Matt McGowan
Matt McGowan, Pregame Editor
he/him/his Matt McGowan is The Daily Iowan's Pregame Editor. He is a sophomore double majoring in journalism and mass communications and American studies with a minor in sport studies.  This is his second year with the DI
Ayrton Breckenridge
Ayrton Breckenridge, Managing Visuals Editor

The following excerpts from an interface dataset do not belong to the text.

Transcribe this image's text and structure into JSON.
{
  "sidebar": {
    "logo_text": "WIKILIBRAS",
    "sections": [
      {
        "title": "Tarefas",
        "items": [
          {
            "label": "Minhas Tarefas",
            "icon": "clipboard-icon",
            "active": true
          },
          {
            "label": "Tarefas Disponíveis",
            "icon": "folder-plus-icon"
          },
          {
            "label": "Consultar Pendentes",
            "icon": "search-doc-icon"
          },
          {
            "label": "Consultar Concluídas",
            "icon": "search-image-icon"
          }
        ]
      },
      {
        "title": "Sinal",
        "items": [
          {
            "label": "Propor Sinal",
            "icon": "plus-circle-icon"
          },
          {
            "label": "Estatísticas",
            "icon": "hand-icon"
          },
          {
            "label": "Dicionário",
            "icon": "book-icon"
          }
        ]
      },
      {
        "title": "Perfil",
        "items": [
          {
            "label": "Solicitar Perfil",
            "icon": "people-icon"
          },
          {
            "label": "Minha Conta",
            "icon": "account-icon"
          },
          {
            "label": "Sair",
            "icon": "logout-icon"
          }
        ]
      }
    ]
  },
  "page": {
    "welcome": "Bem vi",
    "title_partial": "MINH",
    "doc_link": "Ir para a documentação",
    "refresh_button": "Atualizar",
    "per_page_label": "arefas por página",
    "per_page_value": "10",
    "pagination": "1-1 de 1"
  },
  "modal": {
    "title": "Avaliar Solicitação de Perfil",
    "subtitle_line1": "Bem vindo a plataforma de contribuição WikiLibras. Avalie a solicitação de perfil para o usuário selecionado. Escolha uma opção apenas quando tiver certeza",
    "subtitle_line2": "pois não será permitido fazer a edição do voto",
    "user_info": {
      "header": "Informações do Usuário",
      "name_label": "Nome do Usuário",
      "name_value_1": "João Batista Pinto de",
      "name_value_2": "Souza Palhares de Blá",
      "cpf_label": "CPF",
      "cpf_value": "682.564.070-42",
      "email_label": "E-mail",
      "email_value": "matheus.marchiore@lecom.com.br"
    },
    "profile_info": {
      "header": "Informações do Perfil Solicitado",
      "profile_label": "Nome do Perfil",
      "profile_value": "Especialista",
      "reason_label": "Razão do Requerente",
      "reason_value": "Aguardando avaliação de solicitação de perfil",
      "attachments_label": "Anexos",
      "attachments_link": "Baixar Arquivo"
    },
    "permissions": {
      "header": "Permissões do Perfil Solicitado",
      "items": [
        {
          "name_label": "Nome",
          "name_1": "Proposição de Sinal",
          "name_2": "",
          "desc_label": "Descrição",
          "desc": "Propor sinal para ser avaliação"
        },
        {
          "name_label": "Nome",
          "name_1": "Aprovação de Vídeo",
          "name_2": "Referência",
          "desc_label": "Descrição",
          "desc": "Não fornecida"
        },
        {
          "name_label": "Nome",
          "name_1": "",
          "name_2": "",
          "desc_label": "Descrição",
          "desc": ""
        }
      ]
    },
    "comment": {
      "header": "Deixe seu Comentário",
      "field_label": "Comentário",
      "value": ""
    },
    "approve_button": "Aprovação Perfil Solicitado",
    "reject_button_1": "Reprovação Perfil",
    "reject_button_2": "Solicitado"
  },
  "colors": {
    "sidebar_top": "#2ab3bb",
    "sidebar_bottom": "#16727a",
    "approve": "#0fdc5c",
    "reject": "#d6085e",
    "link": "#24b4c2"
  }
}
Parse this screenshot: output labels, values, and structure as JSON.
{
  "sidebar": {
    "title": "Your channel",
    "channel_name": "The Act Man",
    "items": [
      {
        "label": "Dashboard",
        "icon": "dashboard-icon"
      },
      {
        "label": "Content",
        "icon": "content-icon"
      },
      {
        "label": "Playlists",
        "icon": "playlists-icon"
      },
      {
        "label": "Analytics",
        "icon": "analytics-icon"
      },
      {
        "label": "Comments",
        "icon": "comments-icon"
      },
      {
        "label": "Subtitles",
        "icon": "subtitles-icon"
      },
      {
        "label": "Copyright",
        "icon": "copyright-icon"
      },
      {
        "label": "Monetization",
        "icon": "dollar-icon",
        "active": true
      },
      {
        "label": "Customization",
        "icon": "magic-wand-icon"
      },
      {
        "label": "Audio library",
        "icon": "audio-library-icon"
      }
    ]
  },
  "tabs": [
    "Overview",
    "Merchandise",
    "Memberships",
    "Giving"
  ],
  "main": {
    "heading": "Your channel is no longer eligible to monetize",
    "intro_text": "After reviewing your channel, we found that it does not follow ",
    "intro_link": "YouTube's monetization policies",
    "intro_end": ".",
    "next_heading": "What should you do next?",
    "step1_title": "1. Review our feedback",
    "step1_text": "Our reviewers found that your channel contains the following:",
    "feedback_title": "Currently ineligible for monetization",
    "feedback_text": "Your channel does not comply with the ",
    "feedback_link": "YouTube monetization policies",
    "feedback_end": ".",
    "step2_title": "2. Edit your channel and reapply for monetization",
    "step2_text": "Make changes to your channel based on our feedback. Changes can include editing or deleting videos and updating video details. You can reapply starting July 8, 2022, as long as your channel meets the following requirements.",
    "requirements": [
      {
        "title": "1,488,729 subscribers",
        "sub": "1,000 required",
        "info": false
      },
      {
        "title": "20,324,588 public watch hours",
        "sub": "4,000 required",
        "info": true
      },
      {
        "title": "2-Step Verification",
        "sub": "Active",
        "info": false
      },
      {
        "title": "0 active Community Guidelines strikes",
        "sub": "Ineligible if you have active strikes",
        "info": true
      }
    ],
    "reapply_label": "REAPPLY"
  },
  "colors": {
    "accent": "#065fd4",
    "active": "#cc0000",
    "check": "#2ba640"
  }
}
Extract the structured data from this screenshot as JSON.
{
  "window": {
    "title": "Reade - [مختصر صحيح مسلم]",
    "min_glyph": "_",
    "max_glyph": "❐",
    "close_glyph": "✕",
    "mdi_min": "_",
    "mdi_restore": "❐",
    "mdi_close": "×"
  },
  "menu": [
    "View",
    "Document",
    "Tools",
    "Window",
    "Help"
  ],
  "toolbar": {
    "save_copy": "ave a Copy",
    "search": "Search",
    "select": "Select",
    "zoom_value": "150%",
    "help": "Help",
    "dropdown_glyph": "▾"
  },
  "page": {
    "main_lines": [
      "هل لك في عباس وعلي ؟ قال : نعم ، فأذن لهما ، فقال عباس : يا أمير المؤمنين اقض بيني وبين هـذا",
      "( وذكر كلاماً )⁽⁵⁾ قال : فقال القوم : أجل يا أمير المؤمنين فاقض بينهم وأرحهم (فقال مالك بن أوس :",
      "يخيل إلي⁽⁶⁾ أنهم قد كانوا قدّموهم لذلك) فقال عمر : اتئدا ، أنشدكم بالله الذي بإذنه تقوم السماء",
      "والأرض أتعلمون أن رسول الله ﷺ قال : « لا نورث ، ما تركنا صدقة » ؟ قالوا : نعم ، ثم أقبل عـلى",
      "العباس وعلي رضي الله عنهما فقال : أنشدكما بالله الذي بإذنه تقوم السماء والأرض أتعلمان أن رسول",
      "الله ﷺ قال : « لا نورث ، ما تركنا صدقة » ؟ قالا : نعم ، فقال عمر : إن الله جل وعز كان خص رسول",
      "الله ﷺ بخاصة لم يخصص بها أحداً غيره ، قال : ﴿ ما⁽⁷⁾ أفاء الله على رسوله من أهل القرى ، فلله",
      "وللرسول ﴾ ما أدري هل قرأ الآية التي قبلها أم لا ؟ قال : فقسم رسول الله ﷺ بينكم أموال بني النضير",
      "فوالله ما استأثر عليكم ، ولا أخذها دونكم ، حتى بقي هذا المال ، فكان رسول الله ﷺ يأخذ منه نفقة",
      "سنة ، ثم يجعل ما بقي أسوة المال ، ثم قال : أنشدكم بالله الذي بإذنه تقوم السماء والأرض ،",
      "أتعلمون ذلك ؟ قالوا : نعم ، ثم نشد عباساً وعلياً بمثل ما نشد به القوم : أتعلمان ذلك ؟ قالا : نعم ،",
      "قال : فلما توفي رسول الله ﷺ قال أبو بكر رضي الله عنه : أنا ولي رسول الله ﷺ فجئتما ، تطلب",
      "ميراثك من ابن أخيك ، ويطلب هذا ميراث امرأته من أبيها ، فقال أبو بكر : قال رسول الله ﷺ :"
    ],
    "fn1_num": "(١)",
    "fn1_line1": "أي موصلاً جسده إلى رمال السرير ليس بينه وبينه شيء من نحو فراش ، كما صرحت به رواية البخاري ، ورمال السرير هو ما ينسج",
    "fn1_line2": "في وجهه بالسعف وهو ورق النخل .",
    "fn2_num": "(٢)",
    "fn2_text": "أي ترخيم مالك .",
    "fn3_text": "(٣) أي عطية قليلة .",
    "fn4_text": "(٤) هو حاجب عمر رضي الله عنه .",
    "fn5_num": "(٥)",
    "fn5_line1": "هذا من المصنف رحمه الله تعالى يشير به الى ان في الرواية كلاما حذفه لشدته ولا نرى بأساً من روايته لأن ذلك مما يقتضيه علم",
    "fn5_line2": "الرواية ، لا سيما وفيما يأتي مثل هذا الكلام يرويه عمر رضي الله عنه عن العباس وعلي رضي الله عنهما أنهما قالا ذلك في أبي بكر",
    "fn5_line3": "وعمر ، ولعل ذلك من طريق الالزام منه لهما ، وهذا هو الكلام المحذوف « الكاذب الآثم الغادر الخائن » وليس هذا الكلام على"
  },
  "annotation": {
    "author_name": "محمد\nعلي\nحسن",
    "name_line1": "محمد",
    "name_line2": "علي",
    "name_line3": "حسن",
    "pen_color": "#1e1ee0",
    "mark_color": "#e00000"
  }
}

Ayrton Breckenridge is the Managing Visuals Editor at The Daily Iowan. He is a senior at the University of Iowa majoring in journalism and cinema. This is his fourth year working for the DI.